Be all that as it may, at $490 for the frameset, the Soma Grand Randonneur is a lovely, comparatively affordable low trail bicycle. If you enjoy the likes of the Soma ES, or the Surly Cross Check, and want something similar but with low trail handling, you will enjoy this bicycle very much. In my view, the Grand Randonneur is best suited for exploring, commuting, light touring, and many varieties of leisurely cycling. But if you are expecting a competition-oriented rando-bike that has tubing the thickness of tin foil and "planes" so exquisitely as to strike terror and admiration into the hearts of your ride companions, the Grand Randonneur ain't it. Know that about it in advance, and you won't be disappointed.

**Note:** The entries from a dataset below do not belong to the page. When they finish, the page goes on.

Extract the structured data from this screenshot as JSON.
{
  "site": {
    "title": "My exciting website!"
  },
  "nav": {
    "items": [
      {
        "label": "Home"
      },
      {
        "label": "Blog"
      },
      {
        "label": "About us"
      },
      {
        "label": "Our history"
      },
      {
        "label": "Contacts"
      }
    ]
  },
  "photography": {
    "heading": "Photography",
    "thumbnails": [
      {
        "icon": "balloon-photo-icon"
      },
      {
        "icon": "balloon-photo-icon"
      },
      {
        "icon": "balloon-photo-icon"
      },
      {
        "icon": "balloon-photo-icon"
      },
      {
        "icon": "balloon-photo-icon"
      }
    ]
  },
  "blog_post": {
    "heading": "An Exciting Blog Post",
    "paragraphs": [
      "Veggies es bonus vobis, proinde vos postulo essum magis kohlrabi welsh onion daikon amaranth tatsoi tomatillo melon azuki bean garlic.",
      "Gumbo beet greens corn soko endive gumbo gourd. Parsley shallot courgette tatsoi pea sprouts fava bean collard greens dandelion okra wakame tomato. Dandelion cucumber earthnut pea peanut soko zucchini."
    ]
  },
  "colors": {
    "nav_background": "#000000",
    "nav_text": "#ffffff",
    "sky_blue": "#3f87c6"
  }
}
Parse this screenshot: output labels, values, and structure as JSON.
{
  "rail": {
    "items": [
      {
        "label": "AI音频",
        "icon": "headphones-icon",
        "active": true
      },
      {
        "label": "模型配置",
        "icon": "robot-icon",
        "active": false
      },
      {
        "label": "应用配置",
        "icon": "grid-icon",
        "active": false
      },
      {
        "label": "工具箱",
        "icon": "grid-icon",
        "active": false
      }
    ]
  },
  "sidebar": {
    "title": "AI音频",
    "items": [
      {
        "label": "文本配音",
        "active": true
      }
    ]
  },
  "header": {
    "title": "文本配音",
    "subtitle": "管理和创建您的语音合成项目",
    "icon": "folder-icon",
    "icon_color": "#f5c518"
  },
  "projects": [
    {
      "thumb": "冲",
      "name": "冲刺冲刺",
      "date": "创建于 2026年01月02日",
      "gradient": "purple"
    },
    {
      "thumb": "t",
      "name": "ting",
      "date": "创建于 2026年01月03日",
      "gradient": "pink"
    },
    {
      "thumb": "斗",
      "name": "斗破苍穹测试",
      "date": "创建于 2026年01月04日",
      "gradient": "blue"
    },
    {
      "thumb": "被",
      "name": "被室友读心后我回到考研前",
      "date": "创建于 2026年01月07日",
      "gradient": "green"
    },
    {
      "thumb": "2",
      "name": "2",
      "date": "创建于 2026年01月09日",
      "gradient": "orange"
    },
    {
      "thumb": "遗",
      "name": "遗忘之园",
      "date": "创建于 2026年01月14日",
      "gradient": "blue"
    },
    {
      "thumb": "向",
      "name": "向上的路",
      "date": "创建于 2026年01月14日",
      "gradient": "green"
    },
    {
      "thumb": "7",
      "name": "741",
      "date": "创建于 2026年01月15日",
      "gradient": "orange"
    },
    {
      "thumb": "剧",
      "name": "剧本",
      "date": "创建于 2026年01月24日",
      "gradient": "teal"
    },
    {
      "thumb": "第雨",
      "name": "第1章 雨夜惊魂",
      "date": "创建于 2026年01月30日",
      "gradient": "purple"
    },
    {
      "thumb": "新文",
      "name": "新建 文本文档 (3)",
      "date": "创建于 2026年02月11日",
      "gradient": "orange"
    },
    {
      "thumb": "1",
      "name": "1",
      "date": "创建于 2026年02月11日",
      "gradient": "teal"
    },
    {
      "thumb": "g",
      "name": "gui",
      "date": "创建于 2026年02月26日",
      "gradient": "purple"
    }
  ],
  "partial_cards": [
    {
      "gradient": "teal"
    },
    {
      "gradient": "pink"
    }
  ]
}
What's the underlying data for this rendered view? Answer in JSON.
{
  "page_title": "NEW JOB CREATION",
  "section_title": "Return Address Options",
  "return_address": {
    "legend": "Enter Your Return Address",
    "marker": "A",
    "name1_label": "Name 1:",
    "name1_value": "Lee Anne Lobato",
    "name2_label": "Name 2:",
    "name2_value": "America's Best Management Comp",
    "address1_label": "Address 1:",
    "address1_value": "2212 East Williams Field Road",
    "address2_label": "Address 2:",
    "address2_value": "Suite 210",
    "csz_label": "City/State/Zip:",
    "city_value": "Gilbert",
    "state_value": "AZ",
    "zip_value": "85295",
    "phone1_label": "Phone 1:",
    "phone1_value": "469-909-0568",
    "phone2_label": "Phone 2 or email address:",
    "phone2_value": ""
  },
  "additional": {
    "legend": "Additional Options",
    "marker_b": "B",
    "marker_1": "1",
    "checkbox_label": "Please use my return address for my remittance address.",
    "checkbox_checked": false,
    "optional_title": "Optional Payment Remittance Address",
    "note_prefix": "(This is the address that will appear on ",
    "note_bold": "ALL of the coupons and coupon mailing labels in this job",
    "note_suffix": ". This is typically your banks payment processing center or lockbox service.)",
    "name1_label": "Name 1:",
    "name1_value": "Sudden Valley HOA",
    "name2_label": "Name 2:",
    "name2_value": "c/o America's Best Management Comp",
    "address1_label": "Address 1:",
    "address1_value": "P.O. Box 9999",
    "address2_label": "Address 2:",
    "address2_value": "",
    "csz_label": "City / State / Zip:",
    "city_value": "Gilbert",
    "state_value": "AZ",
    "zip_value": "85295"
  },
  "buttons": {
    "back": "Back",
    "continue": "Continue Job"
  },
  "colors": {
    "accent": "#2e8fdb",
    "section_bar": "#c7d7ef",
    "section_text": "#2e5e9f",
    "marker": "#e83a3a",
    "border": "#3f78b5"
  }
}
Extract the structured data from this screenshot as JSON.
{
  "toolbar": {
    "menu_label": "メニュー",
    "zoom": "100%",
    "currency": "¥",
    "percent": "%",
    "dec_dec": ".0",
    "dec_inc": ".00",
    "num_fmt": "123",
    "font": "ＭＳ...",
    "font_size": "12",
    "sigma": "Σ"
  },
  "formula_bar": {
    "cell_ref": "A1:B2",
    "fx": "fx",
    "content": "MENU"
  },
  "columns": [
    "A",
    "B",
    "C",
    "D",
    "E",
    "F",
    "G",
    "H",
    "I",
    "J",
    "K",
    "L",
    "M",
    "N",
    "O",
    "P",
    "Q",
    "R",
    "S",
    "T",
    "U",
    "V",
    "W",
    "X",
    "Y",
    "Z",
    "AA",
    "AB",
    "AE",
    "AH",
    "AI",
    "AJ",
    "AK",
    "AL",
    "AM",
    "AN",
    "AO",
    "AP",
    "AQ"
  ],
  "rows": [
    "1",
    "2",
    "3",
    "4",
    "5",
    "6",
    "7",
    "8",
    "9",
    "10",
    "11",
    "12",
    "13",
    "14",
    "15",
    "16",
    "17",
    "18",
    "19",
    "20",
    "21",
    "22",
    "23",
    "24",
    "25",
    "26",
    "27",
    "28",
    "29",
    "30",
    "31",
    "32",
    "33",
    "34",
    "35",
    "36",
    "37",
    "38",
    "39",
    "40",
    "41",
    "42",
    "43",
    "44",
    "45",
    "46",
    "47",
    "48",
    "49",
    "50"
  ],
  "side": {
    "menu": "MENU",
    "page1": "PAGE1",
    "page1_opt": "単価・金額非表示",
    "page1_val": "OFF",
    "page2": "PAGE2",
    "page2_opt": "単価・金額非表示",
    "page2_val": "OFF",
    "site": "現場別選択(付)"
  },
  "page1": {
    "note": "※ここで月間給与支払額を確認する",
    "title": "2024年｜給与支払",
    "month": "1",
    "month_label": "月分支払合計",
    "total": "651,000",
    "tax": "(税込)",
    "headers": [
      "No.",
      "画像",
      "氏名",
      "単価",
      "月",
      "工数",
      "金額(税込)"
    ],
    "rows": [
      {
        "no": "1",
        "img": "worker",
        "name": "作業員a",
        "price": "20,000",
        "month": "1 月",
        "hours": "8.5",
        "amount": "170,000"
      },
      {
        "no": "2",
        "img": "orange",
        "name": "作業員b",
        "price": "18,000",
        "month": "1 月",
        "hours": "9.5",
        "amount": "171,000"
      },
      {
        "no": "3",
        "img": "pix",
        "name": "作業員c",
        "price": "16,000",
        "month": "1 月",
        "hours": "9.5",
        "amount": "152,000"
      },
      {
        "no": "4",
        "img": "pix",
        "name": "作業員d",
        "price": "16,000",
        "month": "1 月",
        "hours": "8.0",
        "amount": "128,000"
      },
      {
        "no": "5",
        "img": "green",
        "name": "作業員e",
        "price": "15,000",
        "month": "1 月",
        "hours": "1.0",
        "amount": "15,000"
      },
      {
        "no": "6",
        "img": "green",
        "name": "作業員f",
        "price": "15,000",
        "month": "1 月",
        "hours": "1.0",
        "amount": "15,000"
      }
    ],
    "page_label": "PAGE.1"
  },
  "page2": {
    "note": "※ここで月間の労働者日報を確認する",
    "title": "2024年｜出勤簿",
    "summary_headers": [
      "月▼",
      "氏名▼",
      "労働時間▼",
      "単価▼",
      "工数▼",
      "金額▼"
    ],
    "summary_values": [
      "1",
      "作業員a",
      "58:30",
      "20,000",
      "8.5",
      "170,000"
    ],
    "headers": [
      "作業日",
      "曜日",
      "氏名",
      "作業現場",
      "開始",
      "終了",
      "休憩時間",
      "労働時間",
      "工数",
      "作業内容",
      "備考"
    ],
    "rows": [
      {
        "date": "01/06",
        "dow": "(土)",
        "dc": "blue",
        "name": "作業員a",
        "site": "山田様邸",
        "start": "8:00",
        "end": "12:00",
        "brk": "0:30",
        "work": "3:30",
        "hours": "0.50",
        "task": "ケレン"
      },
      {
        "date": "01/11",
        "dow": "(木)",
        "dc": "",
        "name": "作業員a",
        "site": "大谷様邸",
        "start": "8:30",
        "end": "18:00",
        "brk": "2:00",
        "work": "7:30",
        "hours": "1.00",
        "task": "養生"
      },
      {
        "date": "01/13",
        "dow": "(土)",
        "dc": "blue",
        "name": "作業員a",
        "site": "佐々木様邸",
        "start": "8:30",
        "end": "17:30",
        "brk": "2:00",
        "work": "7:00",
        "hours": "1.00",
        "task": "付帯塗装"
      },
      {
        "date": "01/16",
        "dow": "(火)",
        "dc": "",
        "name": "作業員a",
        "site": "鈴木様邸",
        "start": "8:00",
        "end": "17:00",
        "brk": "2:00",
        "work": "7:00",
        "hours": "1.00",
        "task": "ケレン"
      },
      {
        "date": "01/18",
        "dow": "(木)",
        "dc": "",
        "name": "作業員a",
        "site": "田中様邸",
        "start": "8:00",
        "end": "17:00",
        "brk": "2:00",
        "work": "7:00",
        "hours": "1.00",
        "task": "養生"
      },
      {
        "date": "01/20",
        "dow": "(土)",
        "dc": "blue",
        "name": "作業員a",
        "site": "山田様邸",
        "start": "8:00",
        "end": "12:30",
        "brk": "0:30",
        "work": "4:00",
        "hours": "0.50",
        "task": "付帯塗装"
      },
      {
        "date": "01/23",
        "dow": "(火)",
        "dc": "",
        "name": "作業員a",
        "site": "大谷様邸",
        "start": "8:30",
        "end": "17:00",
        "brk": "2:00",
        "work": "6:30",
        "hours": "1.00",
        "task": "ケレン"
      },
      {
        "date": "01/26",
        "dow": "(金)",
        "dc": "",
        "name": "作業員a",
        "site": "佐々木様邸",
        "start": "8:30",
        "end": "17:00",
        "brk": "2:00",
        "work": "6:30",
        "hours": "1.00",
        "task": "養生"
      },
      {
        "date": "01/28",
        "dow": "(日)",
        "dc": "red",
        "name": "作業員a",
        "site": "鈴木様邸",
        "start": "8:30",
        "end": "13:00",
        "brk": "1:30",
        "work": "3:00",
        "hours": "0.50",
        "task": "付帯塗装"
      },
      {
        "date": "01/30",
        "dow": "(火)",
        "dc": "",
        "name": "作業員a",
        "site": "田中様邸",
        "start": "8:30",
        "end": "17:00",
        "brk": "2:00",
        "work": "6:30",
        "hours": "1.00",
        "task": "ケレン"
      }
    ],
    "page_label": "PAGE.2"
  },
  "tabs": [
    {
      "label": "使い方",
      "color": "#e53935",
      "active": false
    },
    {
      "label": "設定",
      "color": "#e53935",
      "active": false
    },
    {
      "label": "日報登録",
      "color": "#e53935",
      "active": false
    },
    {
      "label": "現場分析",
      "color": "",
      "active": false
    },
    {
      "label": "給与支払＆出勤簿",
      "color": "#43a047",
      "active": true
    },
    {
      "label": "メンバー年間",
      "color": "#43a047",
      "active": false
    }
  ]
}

With thanks to Harris Cyclery for the test ride. Full picture set can be found here.